A view of Blackwater Castle from The Fisherman’s Path

DIY WEDDINGS and how to have one with the minimum of fuss and expense.  First, my three main points;

1. In order to save expenses in creating your wedding – why not do it yourself?

2. Being in control of the expenses is crucial as is not letting yourself be carried away by all the small (unnecessary!) extras that are after all often overlooked by most guests

3. Don’t do what is expected of you – do what you and your spouse-to-be want in creating your own special day and your friends and family will support you.
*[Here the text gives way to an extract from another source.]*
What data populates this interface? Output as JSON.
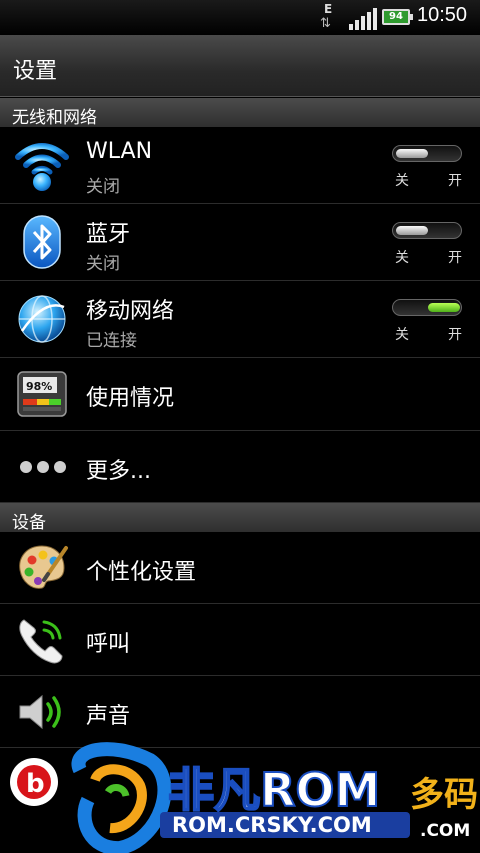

Now, let us get started on a DIY Wedding.  First the numbers. Usually, the cost begins to rise with a larger guest list due to higher staff costs.  If you can reduce the numbers to what really are your most intimate friends and close family – the people you really want to share this moment with – your wedding will be all the better for it.  You do not have to waste quality time having to meet and greet people you haven’t seen in ages or at all.  My motto with my own wedding was  – this is not the day I want to meet people for the first time in my life!  So as a compromise the aunts and uncles and extended family were invited for a “Reunion Dinner” prior to the wedding and we had all the time in the world to bond and everyone was happy.
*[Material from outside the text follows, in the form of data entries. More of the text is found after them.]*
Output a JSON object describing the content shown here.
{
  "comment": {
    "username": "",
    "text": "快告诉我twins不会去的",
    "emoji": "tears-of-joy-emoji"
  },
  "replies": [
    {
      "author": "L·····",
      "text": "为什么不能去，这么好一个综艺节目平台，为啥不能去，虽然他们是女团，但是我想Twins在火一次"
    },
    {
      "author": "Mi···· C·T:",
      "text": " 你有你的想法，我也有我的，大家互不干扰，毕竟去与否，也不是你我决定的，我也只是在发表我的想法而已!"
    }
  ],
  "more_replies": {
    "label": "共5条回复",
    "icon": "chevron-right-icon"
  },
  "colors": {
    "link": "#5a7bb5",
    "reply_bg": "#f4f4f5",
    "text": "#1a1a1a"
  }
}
The next thing for your DIY Wedding is to rope in family and friends to help you set up the venue for the wedding. They will be happy to help and will feel they have contributed to the success of the event.
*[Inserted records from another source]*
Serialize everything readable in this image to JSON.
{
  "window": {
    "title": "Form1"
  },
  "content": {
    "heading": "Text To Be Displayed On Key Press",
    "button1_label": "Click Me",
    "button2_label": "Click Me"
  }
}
As for the meal you could consider doing a buffet style event involving minimum service staff which keeps costs down. No seating plan is required so it takes all the stress away from having to sort out who can’t be seated next to whom and so on and as the arrangements are less formal people are more relaxed and mingle more. 

In my opinion having a civil or humanist ceremony on the grounds is the best idea ever: you are allowed and encouraged to design your own ceremony and you can involve your guests who can contribute poems, songs, reflections, memories and blessings for the future.  The only limit is your own imagination!

Blackwater Castle is the ideal venue for your DIY wedding.  You rent Blackwater Castle as your home for the days you are in residence and you are encouraged to “do your own thing”.  Blackwater Castle allows you to move the furniture around, redecorate, and do what you like to make the Castle your home for your unique event. And it doesn’t need very much to make the Castle look “magical”. A bag of tea-lights does not cost a fortune and snipping off some ivy or other vgreenery from the plentiful crops on the Castle grounds would make for lovely decorations.

Some more bits to take off the money pressure:

Your guests are usually prepared to pay for their accommodation- don’t feel that you have to pay for everything – most of us are not multi-millionaires and a shared burden is easier to carry! As our wedding couples pay an all inclusive rated to us to hire the estate getting your guests to pitch in for their accommodation means that your Castle hire bill can be massively reduced.

Finally, let your guests pay for what they drink.  If you hold your event in a private home such as Blackwater Castle as a private party you can stock your own bar at a much reduced cost and have an “honesty box” where guests make a contribution of, for example, €3 or €4 per drink thereby covering the cost with a bit more left over to put towards the catering bill. Other couples opt to pre-sell tickets for the ball – this all sounds a bit complicated but is quite workable and that is what the best man is for!

So there are significant savings to be made in doing your own DIY wedding and at Blackwater Castle we will be delighted to assist you in designing your own perfect event.  There are lots of savings to be made – a fund that can be used as a first instalment on a family home or for a stockpile of nappies! So, at Blackwater Castle we are of the view that the way to go is with a DIY Wedding.

DIY Weddings